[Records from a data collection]
[Start of Attachment]

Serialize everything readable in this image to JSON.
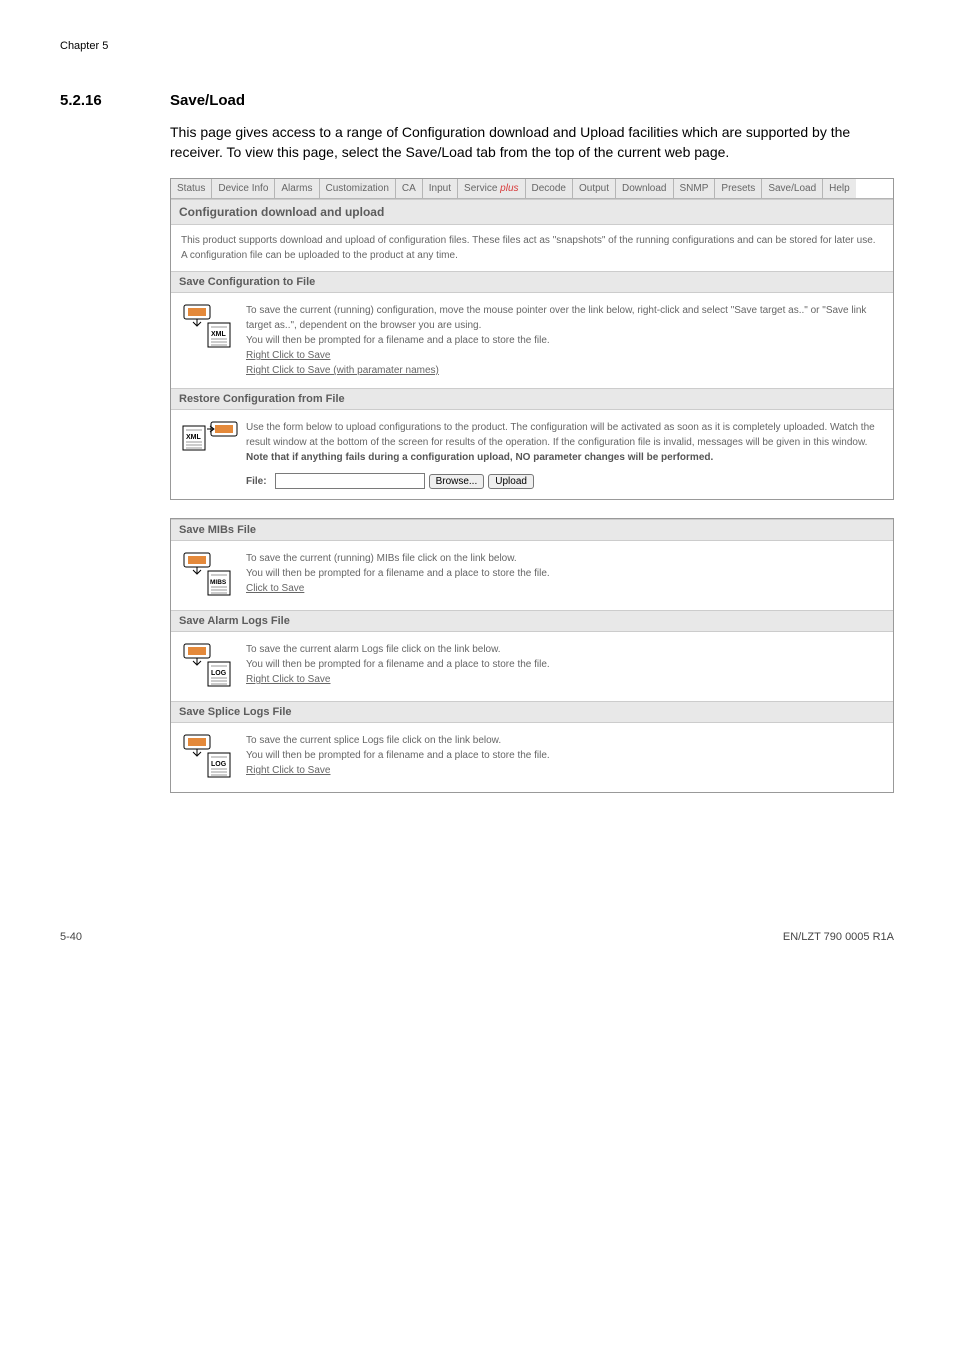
{
  "chapter_label": "Chapter 5",
  "heading_number": "5.2.16",
  "heading_title": "Save/Load",
  "intro_para": "This page gives access to a range of Configuration download and Upload facilities which are supported by the receiver. To view this page, select the Save/Load tab from the top of the current web page.",
  "tabs": [
    "Status",
    "Device Info",
    "Alarms",
    "Customization",
    "CA",
    "Input",
    "Service ",
    "Decode",
    "Output",
    "Download",
    "SNMP",
    "Presets",
    "Save/Load",
    "Help"
  ],
  "service_plus": "plus",
  "panel1": {
    "title": "Configuration download and upload",
    "intro": "This product supports download and upload of configuration files. These files act as \"snapshots\" of the running configurations and can be stored for later use. A configuration file can be uploaded to the product at any time.",
    "save_title": "Save Configuration to File",
    "save_line1": "To save the current (running) configuration, move the mouse pointer over the link below, right-click and select \"Save target as..\" or \"Save link target as..\", dependent on the browser you are using.",
    "save_line2": "You will then be prompted for a filename and a place to store the file.",
    "save_link1": "Right Click to Save",
    "save_link2": "Right Click to Save (with paramater names)",
    "xml_label": "XML",
    "restore_title": "Restore Configuration from File",
    "restore_line1": "Use the form below to upload configurations to the product. The configuration will be activated as soon as it is completely uploaded. Watch the result window at the bottom of the screen for results of the operation. If the configuration file is invalid, messages will be given in this window.",
    "restore_bold": "Note that if anything fails during a configuration upload, NO parameter changes will be performed.",
    "file_label": "File:",
    "browse_btn": "Browse...",
    "upload_btn": "Upload"
  },
  "panel2": {
    "mibs_title": "Save MIBs File",
    "mibs_line1": "To save the current (running) MIBs file click on the link below.",
    "mibs_line2": "You will then be prompted for a filename and a place to store the file.",
    "mibs_link": "Click to Save",
    "mibs_label": "MIBS",
    "alarm_title": "Save Alarm Logs File",
    "alarm_line1": "To save the current alarm Logs file click on the link below.",
    "alarm_line2": "You will then be prompted for a filename and a place to store the file.",
    "alarm_link": "Right Click to Save",
    "log_label": "LOG",
    "splice_title": "Save Splice Logs File",
    "splice_line1": "To save the current splice Logs file click on the link below.",
    "splice_line2": "You will then be prompted for a filename and a place to store the file.",
    "splice_link": "Right Click to Save"
  },
  "footer_left": "5-40",
  "footer_right": "EN/LZT 790 0005 R1A"
}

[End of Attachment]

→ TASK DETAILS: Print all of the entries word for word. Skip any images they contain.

→ SOLUTION TO THE PROBLEM:
Serialize everything readable in this image to JSON.
{
  "chapter_label": "Chapter 5",
  "heading_number": "5.2.16",
  "heading_title": "Save/Load",
  "intro_para": "This page gives access to a range of Configuration download and Upload facilities which are supported by the receiver. To view this page, select the Save/Load tab from the top of the current web page.",
  "tabs": [
    "Status",
    "Device Info",
    "Alarms",
    "Customization",
    "CA",
    "Input",
    "Service ",
    "Decode",
    "Output",
    "Download",
    "SNMP",
    "Presets",
    "Save/Load",
    "Help"
  ],
  "service_plus": "plus",
  "panel1": {
    "title": "Configuration download and upload",
    "intro": "This product supports download and upload of configuration files. These files act as \"snapshots\" of the running configurations and can be stored for later use. A configuration file can be uploaded to the product at any time.",
    "save_title": "Save Configuration to File",
    "save_line1": "To save the current (running) configuration, move the mouse pointer over the link below, right-click and select \"Save target as..\" or \"Save link target as..\", dependent on the browser you are using.",
    "save_line2": "You will then be prompted for a filename and a place to store the file.",
    "save_link1": "Right Click to Save",
    "save_link2": "Right Click to Save (with paramater names)",
    "xml_label": "XML",
    "restore_title": "Restore Configuration from File",
    "restore_line1": "Use the form below to upload configurations to the product. The configuration will be activated as soon as it is completely uploaded. Watch the result window at the bottom of the screen for results of the operation. If the configuration file is invalid, messages will be given in this window.",
    "restore_bold": "Note that if anything fails during a configuration upload, NO parameter changes will be performed.",
    "file_label": "File:",
    "browse_btn": "Browse...",
    "upload_btn": "Upload"
  },
  "panel2": {
    "mibs_title": "Save MIBs File",
    "mibs_line1": "To save the current (running) MIBs file click on the link below.",
    "mibs_line2": "You will then be prompted for a filename and a place to store the file.",
    "mibs_link": "Click to Save",
    "mibs_label": "MIBS",
    "alarm_title": "Save Alarm Logs File",
    "alarm_line1": "To save the current alarm Logs file click on the link below.",
    "alarm_line2": "You will then be prompted for a filename and a place to store the file.",
    "alarm_link": "Right Click to Save",
    "log_label": "LOG",
    "splice_title": "Save Splice Logs File",
    "splice_line1": "To save the current splice Logs file click on the link below.",
    "splice_line2": "You will then be prompted for a filename and a place to store the file.",
    "splice_link": "Right Click to Save"
  },
  "footer_left": "5-40",
  "footer_right": "EN/LZT 790 0005 R1A"
}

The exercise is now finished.